WHAT NEEDS TO BE DONE: Read through the material below and copy each line in which the word "element" occurs.

[Start of Attachment]

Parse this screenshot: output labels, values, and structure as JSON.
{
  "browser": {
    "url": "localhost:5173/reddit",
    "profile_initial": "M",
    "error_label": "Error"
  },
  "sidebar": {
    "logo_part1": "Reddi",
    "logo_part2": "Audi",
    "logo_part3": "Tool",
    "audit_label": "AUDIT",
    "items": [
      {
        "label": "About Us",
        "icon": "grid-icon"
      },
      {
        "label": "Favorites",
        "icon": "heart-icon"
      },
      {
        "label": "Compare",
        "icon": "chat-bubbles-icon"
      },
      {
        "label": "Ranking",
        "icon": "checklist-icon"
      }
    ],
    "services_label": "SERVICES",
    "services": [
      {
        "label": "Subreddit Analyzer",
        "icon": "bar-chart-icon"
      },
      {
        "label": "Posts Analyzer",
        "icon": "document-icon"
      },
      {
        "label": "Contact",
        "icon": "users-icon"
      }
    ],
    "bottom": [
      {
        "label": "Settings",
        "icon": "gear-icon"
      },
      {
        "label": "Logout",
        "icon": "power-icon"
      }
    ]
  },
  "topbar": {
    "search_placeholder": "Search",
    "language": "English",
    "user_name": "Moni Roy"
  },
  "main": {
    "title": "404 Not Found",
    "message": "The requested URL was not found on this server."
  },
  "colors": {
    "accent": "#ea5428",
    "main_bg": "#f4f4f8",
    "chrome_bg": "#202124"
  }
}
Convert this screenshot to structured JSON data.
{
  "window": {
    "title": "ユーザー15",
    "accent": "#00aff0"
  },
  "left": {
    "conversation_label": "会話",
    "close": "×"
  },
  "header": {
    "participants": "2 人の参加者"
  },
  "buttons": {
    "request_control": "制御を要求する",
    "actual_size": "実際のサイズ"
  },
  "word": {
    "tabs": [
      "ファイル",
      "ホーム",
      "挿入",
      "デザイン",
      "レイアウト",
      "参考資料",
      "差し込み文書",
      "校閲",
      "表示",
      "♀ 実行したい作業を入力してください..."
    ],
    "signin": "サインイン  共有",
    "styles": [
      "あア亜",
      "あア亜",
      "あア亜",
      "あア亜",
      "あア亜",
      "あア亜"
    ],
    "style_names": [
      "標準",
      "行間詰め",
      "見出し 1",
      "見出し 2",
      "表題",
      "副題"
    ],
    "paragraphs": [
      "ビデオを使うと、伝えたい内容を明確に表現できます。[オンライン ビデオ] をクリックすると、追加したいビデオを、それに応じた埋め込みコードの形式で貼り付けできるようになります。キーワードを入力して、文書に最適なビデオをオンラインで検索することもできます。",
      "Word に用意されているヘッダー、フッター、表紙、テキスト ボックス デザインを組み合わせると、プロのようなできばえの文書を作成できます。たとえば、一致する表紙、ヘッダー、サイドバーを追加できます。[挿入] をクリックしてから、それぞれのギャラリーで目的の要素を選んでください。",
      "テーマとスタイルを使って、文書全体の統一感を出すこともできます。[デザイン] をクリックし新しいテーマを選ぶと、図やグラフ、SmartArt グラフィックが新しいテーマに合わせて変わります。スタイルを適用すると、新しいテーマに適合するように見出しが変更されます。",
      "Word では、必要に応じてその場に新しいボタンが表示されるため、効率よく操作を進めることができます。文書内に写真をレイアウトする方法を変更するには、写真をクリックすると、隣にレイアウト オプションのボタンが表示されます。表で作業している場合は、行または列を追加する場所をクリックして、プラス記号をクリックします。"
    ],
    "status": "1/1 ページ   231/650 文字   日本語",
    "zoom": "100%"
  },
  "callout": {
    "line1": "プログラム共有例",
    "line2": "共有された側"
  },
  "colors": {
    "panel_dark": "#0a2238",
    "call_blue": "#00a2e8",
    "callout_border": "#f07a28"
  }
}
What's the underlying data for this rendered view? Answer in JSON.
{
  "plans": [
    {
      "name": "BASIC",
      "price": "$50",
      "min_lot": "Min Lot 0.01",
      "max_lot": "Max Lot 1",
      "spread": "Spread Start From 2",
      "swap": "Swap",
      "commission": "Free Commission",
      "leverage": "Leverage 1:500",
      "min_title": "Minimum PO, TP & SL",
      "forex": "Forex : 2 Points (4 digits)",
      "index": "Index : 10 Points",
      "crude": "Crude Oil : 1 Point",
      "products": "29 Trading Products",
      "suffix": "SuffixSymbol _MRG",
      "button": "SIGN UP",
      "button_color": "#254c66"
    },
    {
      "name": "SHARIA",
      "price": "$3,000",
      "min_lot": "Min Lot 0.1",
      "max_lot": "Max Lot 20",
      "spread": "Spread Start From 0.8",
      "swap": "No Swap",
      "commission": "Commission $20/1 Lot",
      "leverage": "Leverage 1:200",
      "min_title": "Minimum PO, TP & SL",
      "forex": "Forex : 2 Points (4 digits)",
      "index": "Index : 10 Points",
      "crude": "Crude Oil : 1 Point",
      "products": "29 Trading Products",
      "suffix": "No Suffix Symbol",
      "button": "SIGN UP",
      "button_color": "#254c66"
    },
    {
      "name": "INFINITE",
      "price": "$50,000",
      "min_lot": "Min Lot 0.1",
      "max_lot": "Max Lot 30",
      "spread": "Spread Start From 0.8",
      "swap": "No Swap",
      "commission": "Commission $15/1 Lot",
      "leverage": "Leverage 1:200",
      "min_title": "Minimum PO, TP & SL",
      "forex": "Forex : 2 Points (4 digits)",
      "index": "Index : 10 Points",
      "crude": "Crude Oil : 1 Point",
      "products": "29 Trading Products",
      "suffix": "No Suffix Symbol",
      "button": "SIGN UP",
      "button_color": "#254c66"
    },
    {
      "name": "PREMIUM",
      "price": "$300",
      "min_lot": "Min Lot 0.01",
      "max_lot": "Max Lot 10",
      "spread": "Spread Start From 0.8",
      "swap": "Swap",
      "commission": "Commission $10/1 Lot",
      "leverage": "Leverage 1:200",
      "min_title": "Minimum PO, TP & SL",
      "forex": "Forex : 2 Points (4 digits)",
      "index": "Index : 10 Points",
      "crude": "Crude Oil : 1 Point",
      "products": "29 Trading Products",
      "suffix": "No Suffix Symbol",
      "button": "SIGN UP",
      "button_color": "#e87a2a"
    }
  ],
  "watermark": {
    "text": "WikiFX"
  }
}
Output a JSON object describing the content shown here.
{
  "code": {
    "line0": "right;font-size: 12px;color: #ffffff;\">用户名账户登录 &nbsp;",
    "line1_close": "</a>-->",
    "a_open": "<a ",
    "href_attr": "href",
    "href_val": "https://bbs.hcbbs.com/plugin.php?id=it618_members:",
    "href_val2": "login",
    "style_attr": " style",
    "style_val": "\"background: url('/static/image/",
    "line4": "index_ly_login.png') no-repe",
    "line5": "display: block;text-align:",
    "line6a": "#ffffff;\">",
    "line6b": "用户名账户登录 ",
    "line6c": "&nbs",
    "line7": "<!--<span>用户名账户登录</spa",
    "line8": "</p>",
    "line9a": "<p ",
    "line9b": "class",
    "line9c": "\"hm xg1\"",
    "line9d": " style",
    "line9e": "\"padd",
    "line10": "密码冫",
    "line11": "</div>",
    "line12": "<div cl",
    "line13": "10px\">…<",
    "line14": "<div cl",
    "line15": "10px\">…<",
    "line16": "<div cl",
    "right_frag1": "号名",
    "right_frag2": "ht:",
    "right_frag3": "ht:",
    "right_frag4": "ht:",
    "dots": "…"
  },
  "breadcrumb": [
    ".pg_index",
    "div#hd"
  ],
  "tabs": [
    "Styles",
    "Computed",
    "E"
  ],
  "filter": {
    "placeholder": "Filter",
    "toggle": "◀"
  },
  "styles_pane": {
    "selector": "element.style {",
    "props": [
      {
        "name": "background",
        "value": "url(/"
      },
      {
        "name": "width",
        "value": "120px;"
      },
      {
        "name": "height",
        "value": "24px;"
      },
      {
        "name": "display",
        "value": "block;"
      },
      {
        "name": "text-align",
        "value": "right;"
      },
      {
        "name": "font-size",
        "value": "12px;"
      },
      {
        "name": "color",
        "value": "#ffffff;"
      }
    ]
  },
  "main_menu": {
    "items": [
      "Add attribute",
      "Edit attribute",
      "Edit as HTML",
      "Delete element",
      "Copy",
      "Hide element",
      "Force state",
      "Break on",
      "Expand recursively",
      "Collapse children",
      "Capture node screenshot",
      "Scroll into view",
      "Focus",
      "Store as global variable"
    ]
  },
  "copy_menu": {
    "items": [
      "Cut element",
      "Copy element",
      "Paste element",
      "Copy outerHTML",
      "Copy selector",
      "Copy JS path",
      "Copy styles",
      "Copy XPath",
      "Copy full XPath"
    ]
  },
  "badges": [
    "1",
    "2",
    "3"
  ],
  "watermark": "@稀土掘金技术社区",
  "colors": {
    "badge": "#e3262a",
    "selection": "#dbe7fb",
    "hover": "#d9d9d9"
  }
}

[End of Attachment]

EXERCISE SOLUTION:
    "selector": "element.style {",
      "Delete element",
      "Hide element",
      "Cut element",
      "Copy element",
      "Paste element",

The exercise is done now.